=== PROVIDED MATERIAL ===
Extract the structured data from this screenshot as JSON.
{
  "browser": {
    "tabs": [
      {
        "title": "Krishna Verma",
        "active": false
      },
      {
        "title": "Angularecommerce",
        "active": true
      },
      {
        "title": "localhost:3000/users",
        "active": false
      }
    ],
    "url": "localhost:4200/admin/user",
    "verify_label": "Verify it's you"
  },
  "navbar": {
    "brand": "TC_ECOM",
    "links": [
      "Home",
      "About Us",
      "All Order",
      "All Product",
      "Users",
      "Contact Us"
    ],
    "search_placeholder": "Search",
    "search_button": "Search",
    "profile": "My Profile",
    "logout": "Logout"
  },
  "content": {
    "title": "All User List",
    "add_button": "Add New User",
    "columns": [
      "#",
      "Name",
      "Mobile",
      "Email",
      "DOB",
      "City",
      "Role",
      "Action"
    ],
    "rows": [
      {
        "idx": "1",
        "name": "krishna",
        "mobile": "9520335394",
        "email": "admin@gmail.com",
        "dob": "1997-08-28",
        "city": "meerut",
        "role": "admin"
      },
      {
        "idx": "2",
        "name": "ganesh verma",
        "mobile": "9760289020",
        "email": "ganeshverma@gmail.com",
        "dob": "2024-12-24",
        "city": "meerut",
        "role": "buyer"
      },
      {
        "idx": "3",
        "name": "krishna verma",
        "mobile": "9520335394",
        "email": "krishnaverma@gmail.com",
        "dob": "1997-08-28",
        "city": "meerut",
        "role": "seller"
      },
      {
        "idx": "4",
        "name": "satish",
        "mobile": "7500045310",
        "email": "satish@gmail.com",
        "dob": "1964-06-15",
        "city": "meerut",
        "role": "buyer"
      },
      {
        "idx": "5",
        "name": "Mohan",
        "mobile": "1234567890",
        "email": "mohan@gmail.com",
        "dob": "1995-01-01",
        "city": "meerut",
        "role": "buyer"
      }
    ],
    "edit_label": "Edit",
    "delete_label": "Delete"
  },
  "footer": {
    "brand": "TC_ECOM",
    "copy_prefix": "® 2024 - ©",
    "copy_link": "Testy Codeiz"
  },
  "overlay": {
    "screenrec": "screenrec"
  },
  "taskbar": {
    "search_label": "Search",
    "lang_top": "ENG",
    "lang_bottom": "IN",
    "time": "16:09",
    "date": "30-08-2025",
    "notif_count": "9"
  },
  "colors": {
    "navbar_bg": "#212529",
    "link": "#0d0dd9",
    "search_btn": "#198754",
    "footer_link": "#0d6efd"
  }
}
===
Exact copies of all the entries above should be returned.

Extract the structured data from this screenshot as JSON.
{
  "browser": {
    "tabs": [
      {
        "title": "Krishna Verma",
        "active": false
      },
      {
        "title": "Angularecommerce",
        "active": true
      },
      {
        "title": "localhost:3000/users",
        "active": false
      }
    ],
    "url": "localhost:4200/admin/user",
    "verify_label": "Verify it's you"
  },
  "navbar": {
    "brand": "TC_ECOM",
    "links": [
      "Home",
      "About Us",
      "All Order",
      "All Product",
      "Users",
      "Contact Us"
    ],
    "search_placeholder": "Search",
    "search_button": "Search",
    "profile": "My Profile",
    "logout": "Logout"
  },
  "content": {
    "title": "All User List",
    "add_button": "Add New User",
    "columns": [
      "#",
      "Name",
      "Mobile",
      "Email",
      "DOB",
      "City",
      "Role",
      "Action"
    ],
    "rows": [
      {
        "idx": "1",
        "name": "krishna",
        "mobile": "9520335394",
        "email": "admin@gmail.com",
        "dob": "1997-08-28",
        "city": "meerut",
        "role": "admin"
      },
      {
        "idx": "2",
        "name": "ganesh verma",
        "mobile": "9760289020",
        "email": "ganeshverma@gmail.com",
        "dob": "2024-12-24",
        "city": "meerut",
        "role": "buyer"
      },
      {
        "idx": "3",
        "name": "krishna verma",
        "mobile": "9520335394",
        "email": "krishnaverma@gmail.com",
        "dob": "1997-08-28",
        "city": "meerut",
        "role": "seller"
      },
      {
        "idx": "4",
        "name": "satish",
        "mobile": "7500045310",
        "email": "satish@gmail.com",
        "dob": "1964-06-15",
        "city": "meerut",
        "role": "buyer"
      },
      {
        "idx": "5",
        "name": "Mohan",
        "mobile": "1234567890",
        "email": "mohan@gmail.com",
        "dob": "1995-01-01",
        "city": "meerut",
        "role": "buyer"
      }
    ],
    "edit_label": "Edit",
    "delete_label": "Delete"
  },
  "footer": {
    "brand": "TC_ECOM",
    "copy_prefix": "® 2024 - ©",
    "copy_link": "Testy Codeiz"
  },
  "overlay": {
    "screenrec": "screenrec"
  },
  "taskbar": {
    "search_label": "Search",
    "lang_top": "ENG",
    "lang_bottom": "IN",
    "time": "16:09",
    "date": "30-08-2025",
    "notif_count": "9"
  },
  "colors": {
    "navbar_bg": "#212529",
    "link": "#0d0dd9",
    "search_btn": "#198754",
    "footer_link": "#0d6efd"
  }
}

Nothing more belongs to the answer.